### PROVIDED INFORMATION

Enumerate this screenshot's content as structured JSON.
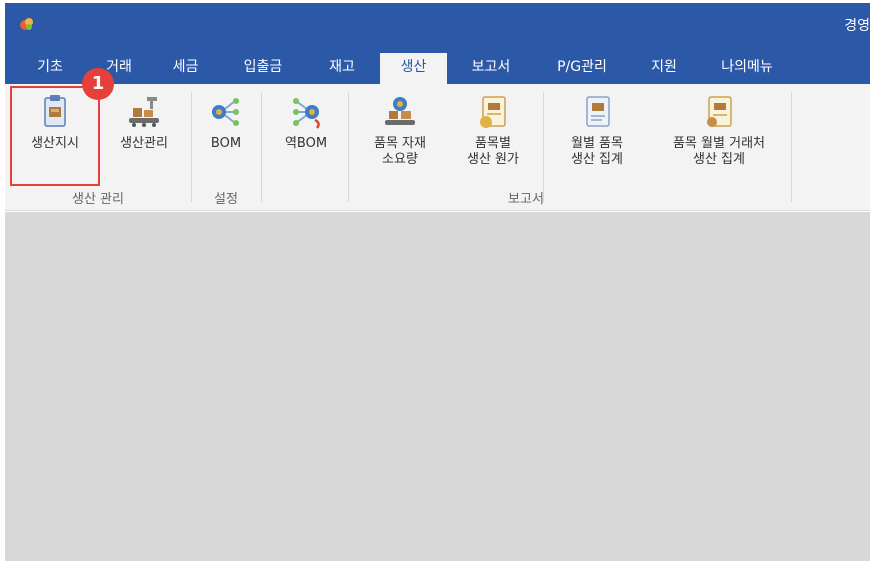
{
  "titlebar": {
    "right_text": "경영"
  },
  "tabs": [
    {
      "label": "기초"
    },
    {
      "label": "거래"
    },
    {
      "label": "세금"
    },
    {
      "label": "입출금"
    },
    {
      "label": "재고"
    },
    {
      "label": "생산",
      "active": true
    },
    {
      "label": "보고서"
    },
    {
      "label": "P/G관리"
    },
    {
      "label": "지원"
    },
    {
      "label": "나의메뉴"
    }
  ],
  "ribbon": {
    "buttons": {
      "production_order": {
        "label": "생산지시",
        "icon": "clipboard-icon"
      },
      "production_manage": {
        "label": "생산관리",
        "icon": "conveyor-icon"
      },
      "bom": {
        "label": "BOM",
        "icon": "tree-icon"
      },
      "reverse_bom": {
        "label": "역BOM",
        "icon": "reverse-tree-icon"
      },
      "material_usage": {
        "label": "품목 자재\n소요량",
        "icon": "material-icon"
      },
      "production_cost": {
        "label": "품목별\n생산 원가",
        "icon": "cost-report-icon"
      },
      "monthly_summary": {
        "label": "월별 품목\n생산 집계",
        "icon": "monthly-report-icon"
      },
      "vendor_summary": {
        "label": "품목 월별 거래처\n생산 집계",
        "icon": "vendor-report-icon"
      }
    },
    "groups": {
      "production": "생산 관리",
      "settings": "설정",
      "reports": "보고서"
    }
  },
  "annotation": {
    "marker": "1"
  },
  "colors": {
    "accent": "#2c58a8",
    "highlight": "#e5403a"
  }
}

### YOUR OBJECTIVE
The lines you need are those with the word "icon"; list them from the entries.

### EXPECTED OUTPUT
        "icon": "clipboard-icon"
        "icon": "conveyor-icon"
        "icon": "tree-icon"
        "icon": "reverse-tree-icon"
        "icon": "material-icon"
        "icon": "cost-report-icon"
        "icon": "monthly-report-icon"
        "icon": "vendor-report-icon"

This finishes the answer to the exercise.